**Problem requirements**. Go through the material below and tally every line with the string "index". Reply with the number only.

**Material provided**.
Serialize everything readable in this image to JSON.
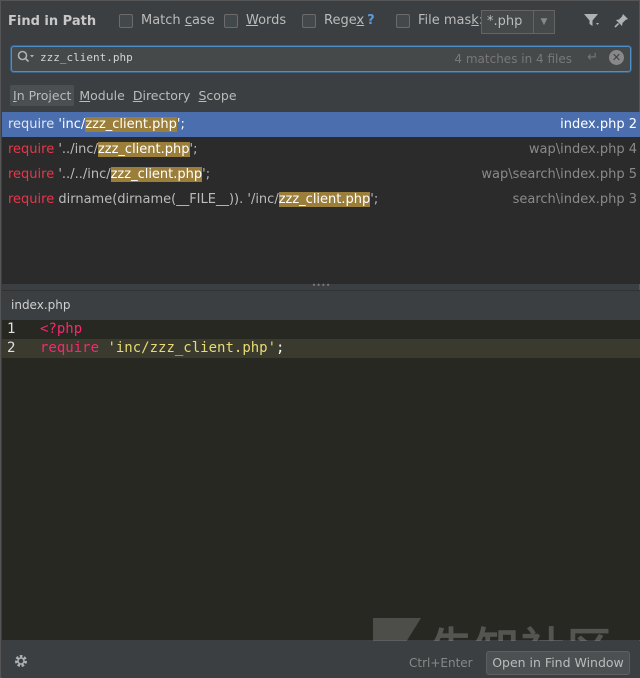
{
  "header": {
    "title": "Find in Path",
    "options": [
      {
        "label_prefix": "Match ",
        "label_key": "c",
        "label_suffix": "ase",
        "checked": false
      },
      {
        "label_prefix": "",
        "label_key": "W",
        "label_suffix": "ords",
        "checked": false
      },
      {
        "label_prefix": "Rege",
        "label_key": "x",
        "label_suffix": "",
        "checked": false,
        "help": "?"
      },
      {
        "label_prefix": "File mas",
        "label_key": "k",
        "label_suffix": ":",
        "checked": false
      }
    ],
    "file_mask_value": "*.php",
    "icons": [
      "filter-icon",
      "pin-icon"
    ]
  },
  "search": {
    "query": "zzz_client.php",
    "match_count": "4 matches in 4 files"
  },
  "scope_tabs": [
    {
      "prefix": "",
      "key": "I",
      "suffix": "n Project",
      "active": true
    },
    {
      "prefix": "",
      "key": "M",
      "suffix": "odule",
      "active": false
    },
    {
      "prefix": "",
      "key": "D",
      "suffix": "irectory",
      "active": false
    },
    {
      "prefix": "",
      "key": "S",
      "suffix": "cope",
      "active": false
    }
  ],
  "results": [
    {
      "pre_kw": "",
      "keyword": "require",
      "before": " 'inc/",
      "match": "zzz_client.php",
      "after": "';",
      "file": "index.php 2",
      "selected": true
    },
    {
      "pre_kw": "",
      "keyword": "require",
      "before": " '../inc/",
      "match": "zzz_client.php",
      "after": "';",
      "file": "wap\\index.php 4",
      "selected": false
    },
    {
      "pre_kw": "",
      "keyword": "require",
      "before": " '../../inc/",
      "match": "zzz_client.php",
      "after": "';",
      "file": "wap\\search\\index.php 5",
      "selected": false
    },
    {
      "pre_kw": "",
      "keyword": "require",
      "before": " dirname(dirname(__FILE__)). '/inc/",
      "match": "zzz_client.php",
      "after": "';",
      "file": "search\\index.php 3",
      "selected": false
    }
  ],
  "preview": {
    "title": "index.php",
    "lines": [
      {
        "num": "1",
        "tag": "<?php",
        "keyword": "",
        "string": "",
        "punc": ""
      },
      {
        "num": "2",
        "tag": "",
        "keyword": "require",
        "string": "'inc/zzz_client.php'",
        "punc": ";"
      }
    ]
  },
  "footer": {
    "shortcut": "Ctrl+Enter",
    "open_button": "Open in Find Window"
  },
  "watermark": "先知社区",
  "colors": {
    "selection": "#4b6eaf",
    "match_highlight": "#9b7e3a",
    "search_border": "#4f8fc9"
  }
}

**Response area**. 5